The law was enacted in 1977, and enforcement has been stepped up in recent years as business has become more global. In every full year since 2007, the SEC has announced FCPA enforcement actions against at least 10 companies, according to a list provided on its website. Enforcement actions were much less frequent before 2001. In 2010, the SEC created a special unit to enhance enforcement of the FCPA.
“The fight against corruption is a law enforcement priority of the United States,” Assistant Attorney General Lanny Breuer of the DOJ’s Criminal Division said in a news release. “Our FCPA enforcement is critical to protecting the integrity of markets for American companies doing business abroad, and we will continue to make clear that bribing foreign officials is not an acceptable shortcut.”
In a paper published in October 2010, the U.S. Chamber of Commerce Institute for Legal Reform proposed amendments to the FCPA, saying the FCPA enforcement environment has been costly to business.
“There is also reason to believe that the FCPA has made U.S. businesses less competitive than their foreign counterparts who do not have significant FCPA exposure,” the paper said.
Wednesday’s release by the DOJ and SEC is designed to aid businesses practicing in foreign markets. The guide contains a chapter that describes the FCPA’s accounting provisions, and defines who is considered a foreign official and the difference between proper and improper gifts.
“This guide will protect investors by assisting businesses in preventing such unlawful behavior, thus avoiding FCPA violations in the first place, which is in the interest of law enforcement and business alike,” Robert Khuzami, director of the SEC’s Division of Enforcement, said in a news release.
In one chapter, the guide explains that the FCPA’s accounting provisions operate in tandem with the antibribery provisions and prohibit off-the-books accounting.
The “books and records” provision requires companies to keep records that accurately and fairly reflect transactions and dispositions of assets. The “internal controls” provision requires companies to maintain internal accounting controls that will ensure management’s control, authority, and responsibility over the firm’s assets.
According to the guide, a company’s internal controls and compliance program should be tailored to its specific circumstances with regard to operational realities and risks such as:
- How products or services get to market.
- The nature of the workforce.
- The degree of regulation.
- The extent of government interaction.
- The degree to which the company operates in countries where there is a high risk of corruption.
The guide says there is no one-size-fits-all FCPA compliance program, but describes aspects of compliance programs that the DOJ and SEC assess during investigations. These include:
- Commitment from senior management and a clearly articulated policy against corruption.

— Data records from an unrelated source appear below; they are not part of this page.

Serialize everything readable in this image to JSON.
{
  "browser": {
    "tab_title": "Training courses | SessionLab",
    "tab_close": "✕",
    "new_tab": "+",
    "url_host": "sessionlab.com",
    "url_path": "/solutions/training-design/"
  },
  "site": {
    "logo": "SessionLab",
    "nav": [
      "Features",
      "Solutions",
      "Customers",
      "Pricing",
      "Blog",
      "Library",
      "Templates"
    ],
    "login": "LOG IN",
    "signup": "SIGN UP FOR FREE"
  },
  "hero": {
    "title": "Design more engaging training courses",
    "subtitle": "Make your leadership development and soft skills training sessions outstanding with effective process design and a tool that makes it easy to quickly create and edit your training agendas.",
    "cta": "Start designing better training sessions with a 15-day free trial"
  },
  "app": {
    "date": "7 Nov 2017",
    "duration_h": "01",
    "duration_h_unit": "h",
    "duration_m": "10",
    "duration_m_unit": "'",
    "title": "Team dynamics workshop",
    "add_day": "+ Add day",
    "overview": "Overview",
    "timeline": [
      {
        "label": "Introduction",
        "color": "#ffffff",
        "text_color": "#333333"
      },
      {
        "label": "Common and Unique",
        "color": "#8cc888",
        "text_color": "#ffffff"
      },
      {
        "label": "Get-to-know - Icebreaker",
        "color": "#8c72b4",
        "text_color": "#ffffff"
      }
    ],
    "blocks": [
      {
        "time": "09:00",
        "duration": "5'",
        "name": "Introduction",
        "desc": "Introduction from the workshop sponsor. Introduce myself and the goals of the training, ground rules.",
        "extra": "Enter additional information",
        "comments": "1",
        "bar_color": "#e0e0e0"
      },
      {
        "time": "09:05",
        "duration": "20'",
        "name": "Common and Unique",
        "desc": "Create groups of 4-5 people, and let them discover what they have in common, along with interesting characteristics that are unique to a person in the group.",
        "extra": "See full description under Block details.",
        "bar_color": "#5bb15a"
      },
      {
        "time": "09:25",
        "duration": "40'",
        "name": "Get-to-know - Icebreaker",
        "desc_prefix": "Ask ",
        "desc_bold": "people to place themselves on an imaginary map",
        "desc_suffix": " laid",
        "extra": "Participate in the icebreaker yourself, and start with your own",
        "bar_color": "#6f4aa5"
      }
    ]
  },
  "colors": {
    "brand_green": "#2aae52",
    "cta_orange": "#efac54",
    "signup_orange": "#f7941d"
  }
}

- A code of conduct and compliance policies and procedures that are clear, concise, and accessible to all employees and those conducting business on the company’s behalf.
- Oversight and implementation by senior personnel with the proper authority, autonomy from management, and resources to be effective.
- Effective due diligence, assessment, and analysis of the risks a particular company faces.
- Periodic training on policies and procedures for directors, officers, relevant employees, agents, and business partners.
- Incentives for ethics and compliance leadership, and proper disciplinary procedures.
- Due diligence with regard to third-party agents, consultants, and distributors.
- Mechanisms for confidential reporting by employees, and efficient, reliable internal investigations.
- Periodic testing and review.
In addition, the guide says the FCPA applies to corrupt payments to any officer or employee of a foreign government, and those acting on the foreign government’s behalf. This definition of a foreign official means corrupt payments to low-ranking employees—as well as high-level officials—are prohibited.
Although payments to foreign officials are banned, payments to foreign governments are not prohibited, according to the guide. But the guide says companies considering payments to foreign governments should take steps to ensure that no funds are used for corrupt purposes.
Only payments intended to influence a foreign official to use his or her position to assist in obtaining or retaining business are covered by the FCPA, the guide says. Payments of travel and entertainment expenses do not necessarily violate the FCPA, the guide says, but the DOJ and SEC have brought cases where these types of expenditures were believed to be corrupt.
In the foreword to the guide, Breuer and Khuzami state that law-abiding companies are put at a competitive disadvantage when business is won or lost based on how much a company is willing to pay in bribes.
“Investors must have faith that the economic performance of public companies reflects lawful considerations of markets, price, and product,” Khuzami said in a news release, “rather than a mirage resulting from bribery and corruption.”
Ken Tysiac (
) is a JofA senior editor.